* [Problem details] Every line below needs to be returned exactly as written.

* [Records for the task]
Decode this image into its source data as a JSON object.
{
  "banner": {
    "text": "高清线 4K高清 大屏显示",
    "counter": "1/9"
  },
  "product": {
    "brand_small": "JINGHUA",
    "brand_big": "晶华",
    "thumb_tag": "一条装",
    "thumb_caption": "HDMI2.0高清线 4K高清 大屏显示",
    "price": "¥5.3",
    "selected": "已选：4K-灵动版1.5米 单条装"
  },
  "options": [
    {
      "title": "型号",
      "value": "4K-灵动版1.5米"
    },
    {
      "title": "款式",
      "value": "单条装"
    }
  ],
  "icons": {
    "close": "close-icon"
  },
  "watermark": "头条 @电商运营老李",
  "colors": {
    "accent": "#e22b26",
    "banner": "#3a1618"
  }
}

* [Solution for this task]
Decode this image into its source data as a JSON object.
{
  "banner": {
    "text": "高清线 4K高清 大屏显示",
    "counter": "1/9"
  },
  "product": {
    "brand_small": "JINGHUA",
    "brand_big": "晶华",
    "thumb_tag": "一条装",
    "thumb_caption": "HDMI2.0高清线 4K高清 大屏显示",
    "price": "¥5.3",
    "selected": "已选：4K-灵动版1.5米 单条装"
  },
  "options": [
    {
      "title": "型号",
      "value": "4K-灵动版1.5米"
    },
    {
      "title": "款式",
      "value": "单条装"
    }
  ],
  "icons": {
    "close": "close-icon"
  },
  "watermark": "头条 @电商运营老李",
  "colors": {
    "accent": "#e22b26",
    "banner": "#3a1618"
  }
}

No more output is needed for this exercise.